It is clear to me from the statistics on the number of unique visitors that there are a lot of you who find the details of matching as interesting as I do. For those of you waiting patiently for my next matching algorithm post fear not, I’ve not abandoned the series. I’ve been delayed by other assignments and some interesting new projects. I apologize for the delay to those of you who are eager to read more about the matching algorithms available in Informatica’s Data Quality Workbench. I hate to disappoint you and promise to pick the series back up shortly.
In the meantime, I thought I’d write-up a quick post about one of my most valuable data quality tools; my data quality network!
The Light Bulb Moment!
The idea for this post occurred to me this week during the Informatica Analyst Conference. I wasn’t there but I was able, with the help of several attendees, to keep up-to-date on what was going on in the room through their Twitter updates, or tweets. This type of information exchange, in my opinion, is what the internet is all about!
There must have been half-dozen tweets that sparked my interest and I intend on pursuing these in the coming months. In the spirit of the exchange, I’ll pass what I learn on to those of you who follow my blog and Twitter account.
Among the tools I use to build my data quality network are Twitter, LinkedIn, The International Association for Information and Data Quality and the blogs of those I follow on Twitter and LinkedIn. I hope this “directory” of resources is useful to you in your pursuit of data quality knowledge.
I’m starting with Twitter because it is my favorite resource for new information. In a way, it serves as a directory of fresh content. Typically Twitter users, or Tweeters, include a little summary of their content so you can make a quick decision on whether you want to investigate the material further. In this way, Twitter is an efficient use of time. An inherent feature of Twitter is that tweeters “push” content to you. This is particularly useful in the discovery of new information and learning. It does help to follow those “in-the-know”. For instance, I had no idea there was an Informatica Analyst Conference yesterday until I read some tweets from @bitterer, @NeilRaden, @merv, @rbkarel and @jilldyche. Between them, I was so up-to-date I almost went to the next room expecting to see chocolate cake and wine during intermission!
It was this event that inspired me to share with you some of the interesting people that I follow on Twitter that have expanded my knowledge of data quality, master data management, identity resolution, data matching and information technology consulting over the past year.
I follow over 150 Tweeters so it was not practical to get them all included this first go around. I’ll continue to update this list and send out notice via Twitter when I do.
Another one of my data quality resources is LinkedIn. I use LinkedIn groups to join discussions on data quality topics and exchange ideas with other data professionals. LinkedIn is a little different from Twitter in that you go out and find content rather than it being streamed to you. However, you can set up your group membership to email you of updates to discussions you’ve participated in making it somewhat proactive.
Here is a quick list of some of the data quality groups I belong to that have proven to be quite useful in the past year:
I belong to fifty LinkedIn groups, so these five are by no means a comprehensive list. I wanted to start with those that are geared specifically toward data quality.

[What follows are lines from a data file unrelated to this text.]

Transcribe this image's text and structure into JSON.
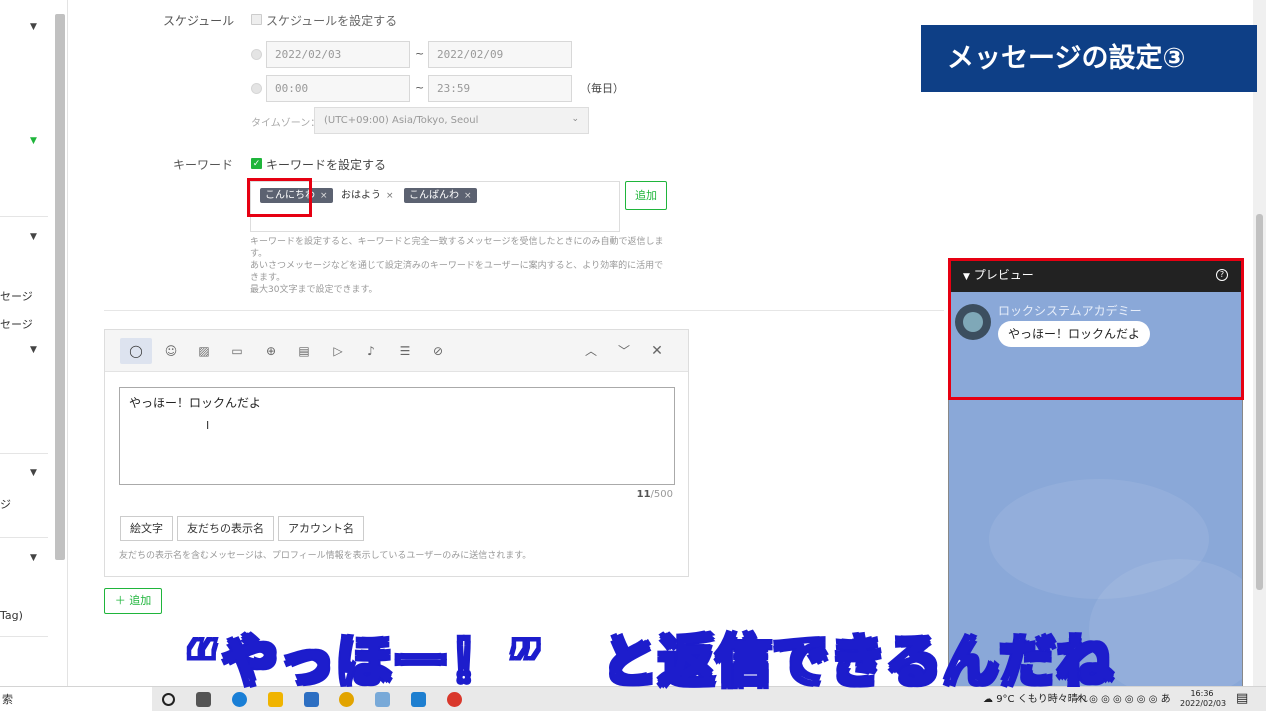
{
  "sidebar": {
    "labels": [
      "セージ",
      "セージ",
      "ジ",
      "Tag)"
    ]
  },
  "form": {
    "schedule_label": "スケジュール",
    "schedule_checkbox": "スケジュールを設定する",
    "start_date": "2022/02/03",
    "end_date": "2022/02/09",
    "start_time": "00:00",
    "end_time": "23:59",
    "tilde": "~",
    "daily": "（毎日）",
    "timezone_label": "タイムゾーン：",
    "timezone_value": "(UTC+09:00) Asia/Tokyo, Seoul",
    "keyword_label": "キーワード",
    "keyword_checkbox": "キーワードを設定する",
    "keywords": [
      "こんにちわ",
      "おはよう",
      "こんばんわ"
    ],
    "add_keyword": "追加",
    "hint_lines": [
      "キーワードを設定すると、キーワードと完全一致するメッセージを受信したときにのみ自動で返信します。",
      "あいさつメッセージなどを通じて設定済みのキーワードをユーザーに案内すると、より効率的に活用できます。",
      "最大30文字まで設定できます。"
    ]
  },
  "editor": {
    "message": "やっほー！ロックんだよ",
    "count": "11",
    "max": "/500",
    "buttons": [
      "絵文字",
      "友だちの表示名",
      "アカウント名"
    ],
    "note": "友だちの表示名を含むメッセージは、プロフィール情報を表示しているユーザーのみに送信されます。",
    "add_button": "＋ 追加"
  },
  "preview": {
    "title": "プレビュー",
    "account_name": "ロックシステムアカデミー",
    "bubble": "やっほー！ロックんだよ"
  },
  "banner": "メッセージの設定③",
  "caption": "“やっほー！”　と返信できるんだね",
  "taskbar": {
    "search": "索",
    "weather": "9°C  くもり時々晴れ",
    "tray": "へ  ◎  ◎  ◎  ◎  ◎  ◎  あ",
    "time": "16:36",
    "date": "2022/02/03"
  },
  "colors": {
    "accent_green": "#1fb53b",
    "highlight_red": "#e60012",
    "banner_blue": "#0e3f86",
    "preview_bg": "#8aa8d8"
  }
}
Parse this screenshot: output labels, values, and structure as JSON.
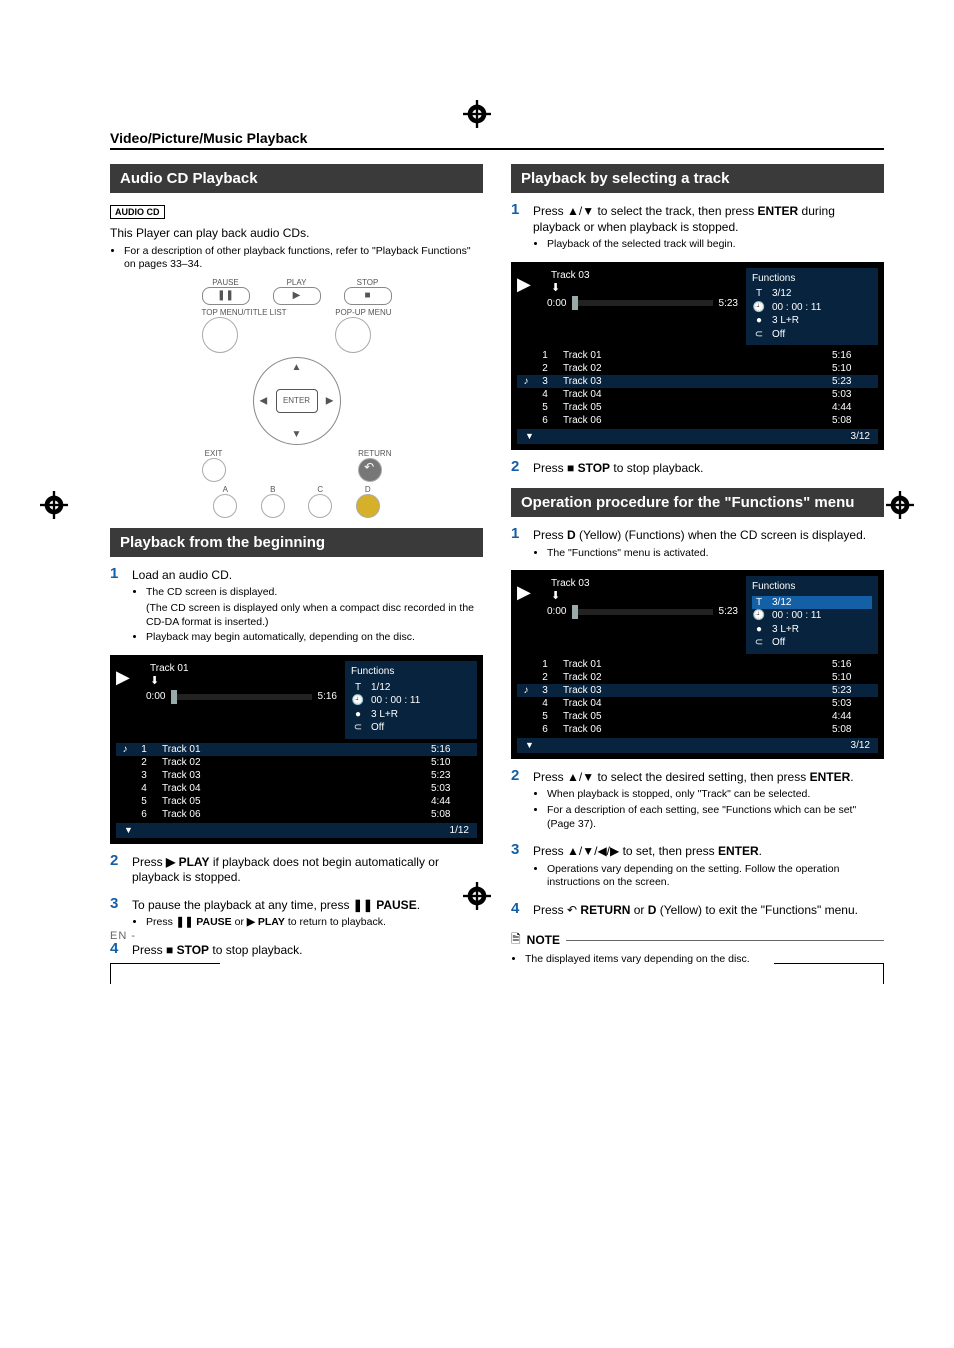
{
  "section_title": "Video/Picture/Music Playback",
  "en_mark": "EN -",
  "left": {
    "banner1": "Audio CD Playback",
    "badge": "AUDIO CD",
    "intro": "This Player can play back audio CDs.",
    "intro_bullet": "For a description of other playback functions, refer to \"Playback Functions\" on pages 33–34.",
    "remote": {
      "labels": {
        "pause": "PAUSE",
        "play": "PLAY",
        "stop": "STOP",
        "topmenu": "TOP MENU/TITLE LIST",
        "popup": "POP-UP MENU",
        "enter": "ENTER",
        "exit": "EXIT",
        "return": "RETURN",
        "a": "A",
        "b": "B",
        "c": "C",
        "d": "D"
      }
    },
    "banner2": "Playback from the beginning",
    "steps": {
      "1": {
        "text": "Load an audio CD.",
        "bullets": [
          "The CD screen is displayed.",
          "(The CD screen is displayed only when a compact disc recorded in the CD-DA format is inserted.)",
          "Playback may begin automatically, depending on the disc."
        ]
      },
      "2": {
        "text_pre": "Press ",
        "btn": "▶ PLAY",
        "text_post": " if playback does not begin automatically or playback is stopped."
      },
      "3": {
        "text_pre": "To pause the playback at any time, press ",
        "btn": "❚❚ PAUSE",
        "text_post": ".",
        "sub_pre": "Press ",
        "sub_btn1": "❚❚ PAUSE",
        "sub_mid": " or ",
        "sub_btn2": "▶ PLAY",
        "sub_post": " to return to playback."
      },
      "4": {
        "text_pre": "Press ",
        "btn": "■ STOP",
        "text_post": " to stop playback."
      }
    },
    "screen1": {
      "title": "Track 01",
      "elapsed": "0:00",
      "total": "5:16",
      "page": "1/12",
      "functions_hdr": "Functions",
      "f_track": "1/12",
      "f_time": "00 : 00 : 11",
      "f_ch": "3    L+R",
      "f_rep": "Off",
      "selected_idx": 1,
      "highlight_idx": 1,
      "tracks": [
        {
          "n": "1",
          "name": "Track 01",
          "time": "5:16"
        },
        {
          "n": "2",
          "name": "Track 02",
          "time": "5:10"
        },
        {
          "n": "3",
          "name": "Track 03",
          "time": "5:23"
        },
        {
          "n": "4",
          "name": "Track 04",
          "time": "5:03"
        },
        {
          "n": "5",
          "name": "Track 05",
          "time": "4:44"
        },
        {
          "n": "6",
          "name": "Track 06",
          "time": "5:08"
        }
      ]
    }
  },
  "right": {
    "banner1": "Playback by selecting a track",
    "step1": {
      "text_pre": "Press ",
      "keys": "▲/▼",
      "text_mid": " to select the track, then press ",
      "enter": "ENTER",
      "text_post": " during playback or when playback is stopped.",
      "bullet": "Playback of the selected track will begin."
    },
    "screenA": {
      "title": "Track 03",
      "elapsed": "0:00",
      "total": "5:23",
      "page": "3/12",
      "functions_hdr": "Functions",
      "f_track": "3/12",
      "f_time": "00 : 00 : 11",
      "f_ch": "3    L+R",
      "f_rep": "Off",
      "selected_idx": 3,
      "highlight_idx": 3,
      "tracks": [
        {
          "n": "1",
          "name": "Track 01",
          "time": "5:16"
        },
        {
          "n": "2",
          "name": "Track 02",
          "time": "5:10"
        },
        {
          "n": "3",
          "name": "Track 03",
          "time": "5:23"
        },
        {
          "n": "4",
          "name": "Track 04",
          "time": "5:03"
        },
        {
          "n": "5",
          "name": "Track 05",
          "time": "4:44"
        },
        {
          "n": "6",
          "name": "Track 06",
          "time": "5:08"
        }
      ]
    },
    "step2": {
      "text_pre": "Press ",
      "btn": "■ STOP",
      "text_post": " to stop playback."
    },
    "banner2": "Operation procedure for the \"Functions\" menu",
    "op1": {
      "text_pre": "Press ",
      "key": "D",
      "color": "(Yellow)",
      "fn": "(Functions)",
      "text_post": " when the CD screen is displayed.",
      "bullet": "The \"Functions\" menu is activated."
    },
    "screenB": {
      "title": "Track 03",
      "elapsed": "0:00",
      "total": "5:23",
      "page": "3/12",
      "functions_hdr": "Functions",
      "f_track": "3/12",
      "f_time": "00 : 00 : 11",
      "f_ch": "3    L+R",
      "f_rep": "Off",
      "selected_idx": 3,
      "highlight_idx": 3,
      "func_highlight": true,
      "tracks": [
        {
          "n": "1",
          "name": "Track 01",
          "time": "5:16"
        },
        {
          "n": "2",
          "name": "Track 02",
          "time": "5:10"
        },
        {
          "n": "3",
          "name": "Track 03",
          "time": "5:23"
        },
        {
          "n": "4",
          "name": "Track 04",
          "time": "5:03"
        },
        {
          "n": "5",
          "name": "Track 05",
          "time": "4:44"
        },
        {
          "n": "6",
          "name": "Track 06",
          "time": "5:08"
        }
      ]
    },
    "op2": {
      "text_pre": "Press ",
      "keys": "▲/▼",
      "text_mid": " to select the desired setting, then press ",
      "enter": "ENTER",
      "text_post": ".",
      "bullets": [
        "When playback is stopped, only \"Track\" can be selected.",
        "For a description of each setting, see \"Functions which can be set\" (Page 37)."
      ]
    },
    "op3": {
      "text_pre": "Press ",
      "keys": "▲/▼/◀/▶",
      "text_mid": " to set, then press ",
      "enter": "ENTER",
      "text_post": ".",
      "bullet": "Operations vary depending on the setting. Follow the operation instructions on the screen."
    },
    "op4": {
      "text_pre": "Press ",
      "ret_icon": "↶",
      "ret": " RETURN",
      "text_mid": " or ",
      "key": "D",
      "color": "(Yellow)",
      "text_post": " to exit the \"Functions\" menu."
    },
    "note_hdr": "NOTE",
    "note_bullet": "The displayed items vary depending on the disc."
  }
}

I received great advice many years ago from a senior member of a consulting firm where I worked. To paraphrase it went something like this, “If you want to learn more about your chosen profession, join an association in your area of desired expertise.” I don’t know that I have ever received better advice? Joining an association in your chosen area of study is a great idea for professionals and students alike. It leads you down paths to which you may have never otherwise been exposed.
In keeping with that advice, I highly recommend that those of you interested in the data quality become a member of The International Association for Information and Data Quality, or IAIDQ. At IAIDQ’s website you will find great information on events in the industry, as well as services and products regarding various aspects of information quality. Some of the foremost experts in the information quality industry contribute content to IAIDQ’s website.
Trunk of the Tree
This post by no means contains every element of my learning network, but it is certainly the core. It is my intention to better organize this content and give it a permanent place as a stand-alone page on my blog.
My sincere apologies to those valuable resources that I may have inadvertently omitted. In time, I hope to post a link in this directory to all who’ve helped me on my learning journey.
I hope this post helped someone find a new resource, convinced someone else to start building their network or maybe even helped others realize that while software tools are useful, it is the spirit of collaboration that is most valuable!